Mozilla said it will begin to send Firefox 3.6 users an offer that urges them to get on the rapid release train.
It would be the first time it has offered what it calls an “advertised update” or a “major update” to people still running 2010′s Firefox 3.6.
Download pre-alpha now.
The latest weekly build of Opera 12 web browser has few significant changes that are worth mentioning.
First of all, it now includes Ragnarök, Opera’s HTML5 parser engine (you can read more about it here), secondly, improved CSS3 gradient support and lastly, support for CSS3 radial gradients.
There is one more thing that is not yet mentioned. Remember when we said that opera:gpu shows a blank screen page? It now brings the following (when running on Windows 7 with ATI Radeon HD 5670 (DirectX 11) graphics card):
A Russian web site that loads for mobile users only and looks similar to the Opera.com home page now offers a piece of malware, disguised as OperaMini.jar
Upon visit, a user is notified about the new update that should be downloaded, which, when installed, will start sending text messages to premium numbers.
We will be interviewing the Maxthon web browser team shortly and would like to hear some of the feedback from our readers.
So, post your (respectful) questions in the comments section below and the ones with most likes will be sent for the Maxthon folks to answer.
Update: Questions have been sent, thank you for participating!
ScriptScan ships with McAfee’s VirusScan antivirus program. It’s designed to keep Web surfers safe by scanning for any malicious scripting code that might be running in the browser. According to Mozilla, however, it has an unintended side effect: It can cause Firefox to crash…a lot.
Mozilla said that the extension “causes a high volume of crashes,” and is “strongly encouraging” users to disable the software. The warning applies to all users of version 14.4.0 and below of the plugin.
Opera Software has announced that it will be opening a new data center for Americans to better serve almost 130 million Opera Mini users. Why? Apparently serious hardware is needed to accommodate the close to 80 billion web pages, or 11.4 petabytes, served through Opera Mini each month. Users of Opera Turbo will surely benefit as well.
What Opera Software evidently intends to do with this new data center is provide American users with even faster browsing. In addition to that, the new data center, located at the Fortress Colocation Centers, follows Opera Software’s commitment to the environment, for it uses 80% renewable energy. Sounds great for American users!
A year after it pulled the plug on silent updates in Firefox 4, Mozilla said it will debut most of the behind-the-scenes feature by early next year. Assuming Mozilla pulls off silent upgrading this time around, it would make Firefox only the second browser to take that route. Google’s Chrome has been the poster boy for automatic updates that remove the user from the equation and can’t be switched off.
Remember how Microsoft Security Essentials “mistakenly” classified Google Chrome as malware?
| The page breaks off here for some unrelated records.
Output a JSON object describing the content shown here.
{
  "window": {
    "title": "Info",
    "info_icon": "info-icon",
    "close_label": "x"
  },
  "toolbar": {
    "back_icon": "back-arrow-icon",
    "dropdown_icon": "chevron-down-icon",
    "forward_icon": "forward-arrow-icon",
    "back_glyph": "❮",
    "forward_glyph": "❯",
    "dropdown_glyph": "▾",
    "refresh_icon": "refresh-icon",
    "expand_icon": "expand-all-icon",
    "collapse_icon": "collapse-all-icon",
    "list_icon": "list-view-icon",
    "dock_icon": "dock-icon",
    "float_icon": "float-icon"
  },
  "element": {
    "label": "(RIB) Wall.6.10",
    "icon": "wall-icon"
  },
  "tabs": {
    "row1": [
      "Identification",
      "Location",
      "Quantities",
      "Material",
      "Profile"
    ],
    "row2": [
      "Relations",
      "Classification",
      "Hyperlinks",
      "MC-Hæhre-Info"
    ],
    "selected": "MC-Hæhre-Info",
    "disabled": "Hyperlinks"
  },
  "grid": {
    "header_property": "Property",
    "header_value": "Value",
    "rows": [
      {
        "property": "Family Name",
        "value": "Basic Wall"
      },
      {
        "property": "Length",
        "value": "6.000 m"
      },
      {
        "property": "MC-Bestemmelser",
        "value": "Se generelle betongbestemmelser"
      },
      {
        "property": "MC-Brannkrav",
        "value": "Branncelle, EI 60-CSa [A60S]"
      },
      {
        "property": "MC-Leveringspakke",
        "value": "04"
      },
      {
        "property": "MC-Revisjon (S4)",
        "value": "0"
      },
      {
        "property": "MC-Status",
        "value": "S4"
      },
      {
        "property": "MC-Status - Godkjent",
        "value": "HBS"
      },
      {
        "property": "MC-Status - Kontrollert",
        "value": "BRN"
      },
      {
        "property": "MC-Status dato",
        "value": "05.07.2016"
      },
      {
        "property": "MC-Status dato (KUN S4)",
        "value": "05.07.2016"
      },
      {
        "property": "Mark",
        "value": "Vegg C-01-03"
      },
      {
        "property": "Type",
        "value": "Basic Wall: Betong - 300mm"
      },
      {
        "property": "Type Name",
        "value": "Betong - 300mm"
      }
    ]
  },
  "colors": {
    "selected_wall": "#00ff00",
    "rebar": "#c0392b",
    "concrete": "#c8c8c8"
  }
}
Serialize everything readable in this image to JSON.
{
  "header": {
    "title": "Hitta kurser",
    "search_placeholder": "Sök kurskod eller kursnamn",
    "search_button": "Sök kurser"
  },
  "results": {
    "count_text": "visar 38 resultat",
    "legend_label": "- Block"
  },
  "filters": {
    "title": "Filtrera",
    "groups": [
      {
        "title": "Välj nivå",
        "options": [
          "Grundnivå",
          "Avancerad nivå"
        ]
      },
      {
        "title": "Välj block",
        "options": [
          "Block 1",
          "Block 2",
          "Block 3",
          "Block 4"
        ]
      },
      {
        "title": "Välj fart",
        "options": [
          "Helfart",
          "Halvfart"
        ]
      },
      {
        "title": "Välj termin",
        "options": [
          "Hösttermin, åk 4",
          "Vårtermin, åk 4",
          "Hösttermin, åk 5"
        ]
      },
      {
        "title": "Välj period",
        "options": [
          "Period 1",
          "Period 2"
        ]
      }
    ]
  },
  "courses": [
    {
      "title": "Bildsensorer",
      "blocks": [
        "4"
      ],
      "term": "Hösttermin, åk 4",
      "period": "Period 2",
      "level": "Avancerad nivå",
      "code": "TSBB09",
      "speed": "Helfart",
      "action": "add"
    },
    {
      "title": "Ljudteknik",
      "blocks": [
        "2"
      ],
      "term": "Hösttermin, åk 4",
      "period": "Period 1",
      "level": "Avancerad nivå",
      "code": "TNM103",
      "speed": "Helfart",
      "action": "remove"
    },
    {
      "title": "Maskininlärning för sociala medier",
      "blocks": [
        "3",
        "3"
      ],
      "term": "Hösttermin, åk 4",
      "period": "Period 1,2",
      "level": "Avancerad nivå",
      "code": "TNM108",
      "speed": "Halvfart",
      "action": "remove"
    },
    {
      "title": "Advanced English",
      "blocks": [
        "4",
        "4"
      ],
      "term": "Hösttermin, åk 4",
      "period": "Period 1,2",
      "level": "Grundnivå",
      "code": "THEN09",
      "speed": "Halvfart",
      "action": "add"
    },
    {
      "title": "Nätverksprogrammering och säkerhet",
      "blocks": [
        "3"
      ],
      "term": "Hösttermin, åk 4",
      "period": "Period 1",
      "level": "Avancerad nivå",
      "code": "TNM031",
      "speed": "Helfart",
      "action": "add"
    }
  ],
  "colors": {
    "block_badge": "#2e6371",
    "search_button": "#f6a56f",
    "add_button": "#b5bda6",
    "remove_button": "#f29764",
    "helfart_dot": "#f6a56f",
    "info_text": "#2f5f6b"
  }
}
Well, Google released new versions of Chrome for both the “stable” and “beta” channels to fix the Microsoft mess.
Although Microsoft released an antivirus definition file within hours of the Friday fiasco, scores of Chrome users reported that they were unable to reinstall the browser or that if they had, they had lost their browser bookmarks.
If you are in London and got some time to waste, check the very first retail store from the search giant itself.
Dubbed “The Chrome Zone”, Google hopes to help users understand the concept of a cloud based computing and push some Chromebooks, such as Samsung’s Series 5 along the way.
Fully compatible with Firefox only.
If you are keen on trying Gladius, Mozilla’s 3D browser engine, then today is that day.
In the official blog announcement, an open source organization has revealed its ambition to push the 3D gaming into the web, and that’s exactly what latest project of Mozilla (codenamed Paladin) does.